- _EXERCISE INSTRUCTIONS_:
Every entry below is to be copied word for word, with its pictures removed.

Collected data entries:

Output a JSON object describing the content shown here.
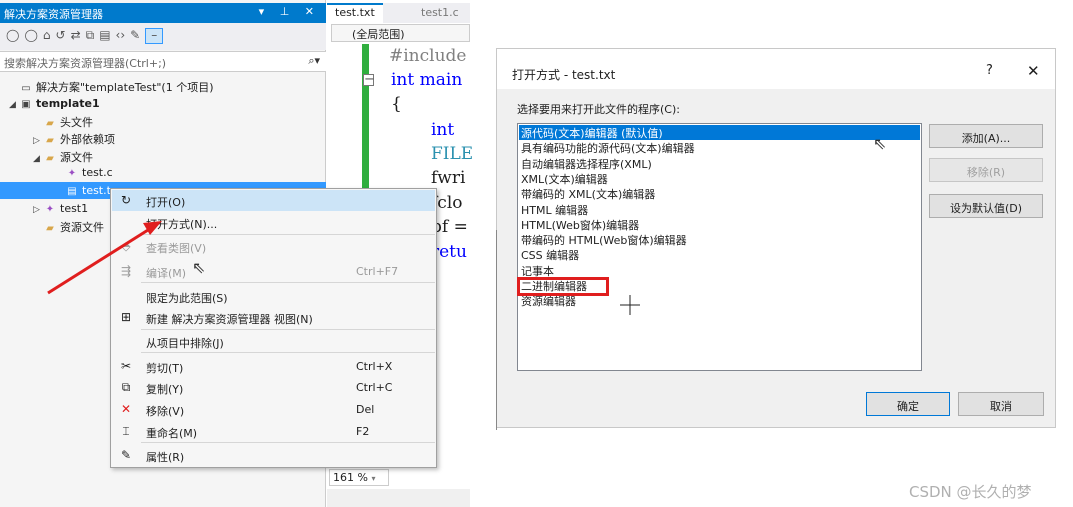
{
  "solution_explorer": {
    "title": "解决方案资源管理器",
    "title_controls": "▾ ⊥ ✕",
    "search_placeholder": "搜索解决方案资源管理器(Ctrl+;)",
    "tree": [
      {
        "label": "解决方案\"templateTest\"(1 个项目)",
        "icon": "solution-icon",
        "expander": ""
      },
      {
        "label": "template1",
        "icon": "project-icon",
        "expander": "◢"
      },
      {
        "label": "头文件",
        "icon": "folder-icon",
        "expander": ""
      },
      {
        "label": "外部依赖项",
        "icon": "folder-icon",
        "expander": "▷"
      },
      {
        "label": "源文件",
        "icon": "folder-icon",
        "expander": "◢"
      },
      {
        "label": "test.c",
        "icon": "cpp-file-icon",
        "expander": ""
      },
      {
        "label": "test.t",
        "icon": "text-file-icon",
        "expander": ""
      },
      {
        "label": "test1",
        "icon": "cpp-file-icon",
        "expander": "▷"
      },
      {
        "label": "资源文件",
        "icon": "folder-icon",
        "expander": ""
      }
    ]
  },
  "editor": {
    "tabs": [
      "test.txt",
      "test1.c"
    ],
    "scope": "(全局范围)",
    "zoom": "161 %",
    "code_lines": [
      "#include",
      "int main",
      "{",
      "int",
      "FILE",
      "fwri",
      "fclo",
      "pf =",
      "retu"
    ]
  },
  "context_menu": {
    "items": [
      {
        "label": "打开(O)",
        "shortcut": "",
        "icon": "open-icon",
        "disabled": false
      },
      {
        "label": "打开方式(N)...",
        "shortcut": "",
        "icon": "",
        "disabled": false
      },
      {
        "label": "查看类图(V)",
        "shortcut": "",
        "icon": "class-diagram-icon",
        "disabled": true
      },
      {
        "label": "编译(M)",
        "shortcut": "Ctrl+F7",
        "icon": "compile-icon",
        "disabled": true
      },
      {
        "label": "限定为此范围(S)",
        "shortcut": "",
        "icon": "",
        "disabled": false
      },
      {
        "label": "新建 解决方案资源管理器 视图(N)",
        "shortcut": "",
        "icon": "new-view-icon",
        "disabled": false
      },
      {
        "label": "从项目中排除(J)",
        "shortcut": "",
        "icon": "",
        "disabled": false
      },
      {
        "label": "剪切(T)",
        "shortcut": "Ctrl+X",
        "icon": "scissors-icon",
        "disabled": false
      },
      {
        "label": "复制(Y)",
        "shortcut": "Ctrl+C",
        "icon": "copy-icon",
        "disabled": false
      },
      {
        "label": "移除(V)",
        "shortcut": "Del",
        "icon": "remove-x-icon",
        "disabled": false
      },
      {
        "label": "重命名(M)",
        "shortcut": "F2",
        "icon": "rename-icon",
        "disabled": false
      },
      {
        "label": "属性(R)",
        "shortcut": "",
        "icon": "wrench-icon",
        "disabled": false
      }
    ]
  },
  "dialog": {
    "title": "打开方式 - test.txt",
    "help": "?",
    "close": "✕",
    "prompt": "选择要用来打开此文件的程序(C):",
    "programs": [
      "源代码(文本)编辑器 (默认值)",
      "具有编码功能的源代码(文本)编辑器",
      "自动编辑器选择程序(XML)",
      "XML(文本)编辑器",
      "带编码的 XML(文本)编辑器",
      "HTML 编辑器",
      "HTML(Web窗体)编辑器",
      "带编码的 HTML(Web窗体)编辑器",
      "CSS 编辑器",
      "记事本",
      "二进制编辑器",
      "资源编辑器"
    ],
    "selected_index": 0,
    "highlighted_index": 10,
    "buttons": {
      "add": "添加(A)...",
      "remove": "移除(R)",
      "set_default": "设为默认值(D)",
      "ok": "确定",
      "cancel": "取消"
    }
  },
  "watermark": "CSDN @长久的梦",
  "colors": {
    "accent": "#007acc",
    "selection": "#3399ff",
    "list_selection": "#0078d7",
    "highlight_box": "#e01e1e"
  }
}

- _YOUR RESPONSE_:
Output a JSON object describing the content shown here.
{
  "solution_explorer": {
    "title": "解决方案资源管理器",
    "title_controls": "▾ ⊥ ✕",
    "search_placeholder": "搜索解决方案资源管理器(Ctrl+;)",
    "tree": [
      {
        "label": "解决方案\"templateTest\"(1 个项目)",
        "icon": "solution-icon",
        "expander": ""
      },
      {
        "label": "template1",
        "icon": "project-icon",
        "expander": "◢"
      },
      {
        "label": "头文件",
        "icon": "folder-icon",
        "expander": ""
      },
      {
        "label": "外部依赖项",
        "icon": "folder-icon",
        "expander": "▷"
      },
      {
        "label": "源文件",
        "icon": "folder-icon",
        "expander": "◢"
      },
      {
        "label": "test.c",
        "icon": "cpp-file-icon",
        "expander": ""
      },
      {
        "label": "test.t",
        "icon": "text-file-icon",
        "expander": ""
      },
      {
        "label": "test1",
        "icon": "cpp-file-icon",
        "expander": "▷"
      },
      {
        "label": "资源文件",
        "icon": "folder-icon",
        "expander": ""
      }
    ]
  },
  "editor": {
    "tabs": [
      "test.txt",
      "test1.c"
    ],
    "scope": "(全局范围)",
    "zoom": "161 %",
    "code_lines": [
      "#include",
      "int main",
      "{",
      "int",
      "FILE",
      "fwri",
      "fclo",
      "pf =",
      "retu"
    ]
  },
  "context_menu": {
    "items": [
      {
        "label": "打开(O)",
        "shortcut": "",
        "icon": "open-icon",
        "disabled": false
      },
      {
        "label": "打开方式(N)...",
        "shortcut": "",
        "icon": "",
        "disabled": false
      },
      {
        "label": "查看类图(V)",
        "shortcut": "",
        "icon": "class-diagram-icon",
        "disabled": true
      },
      {
        "label": "编译(M)",
        "shortcut": "Ctrl+F7",
        "icon": "compile-icon",
        "disabled": true
      },
      {
        "label": "限定为此范围(S)",
        "shortcut": "",
        "icon": "",
        "disabled": false
      },
      {
        "label": "新建 解决方案资源管理器 视图(N)",
        "shortcut": "",
        "icon": "new-view-icon",
        "disabled": false
      },
      {
        "label": "从项目中排除(J)",
        "shortcut": "",
        "icon": "",
        "disabled": false
      },
      {
        "label": "剪切(T)",
        "shortcut": "Ctrl+X",
        "icon": "scissors-icon",
        "disabled": false
      },
      {
        "label": "复制(Y)",
        "shortcut": "Ctrl+C",
        "icon": "copy-icon",
        "disabled": false
      },
      {
        "label": "移除(V)",
        "shortcut": "Del",
        "icon": "remove-x-icon",
        "disabled": false
      },
      {
        "label": "重命名(M)",
        "shortcut": "F2",
        "icon": "rename-icon",
        "disabled": false
      },
      {
        "label": "属性(R)",
        "shortcut": "",
        "icon": "wrench-icon",
        "disabled": false
      }
    ]
  },
  "dialog": {
    "title": "打开方式 - test.txt",
    "help": "?",
    "close": "✕",
    "prompt": "选择要用来打开此文件的程序(C):",
    "programs": [
      "源代码(文本)编辑器 (默认值)",
      "具有编码功能的源代码(文本)编辑器",
      "自动编辑器选择程序(XML)",
      "XML(文本)编辑器",
      "带编码的 XML(文本)编辑器",
      "HTML 编辑器",
      "HTML(Web窗体)编辑器",
      "带编码的 HTML(Web窗体)编辑器",
      "CSS 编辑器",
      "记事本",
      "二进制编辑器",
      "资源编辑器"
    ],
    "selected_index": 0,
    "highlighted_index": 10,
    "buttons": {
      "add": "添加(A)...",
      "remove": "移除(R)",
      "set_default": "设为默认值(D)",
      "ok": "确定",
      "cancel": "取消"
    }
  },
  "watermark": "CSDN @长久的梦",
  "colors": {
    "accent": "#007acc",
    "selection": "#3399ff",
    "list_selection": "#0078d7",
    "highlight_box": "#e01e1e"
  }
}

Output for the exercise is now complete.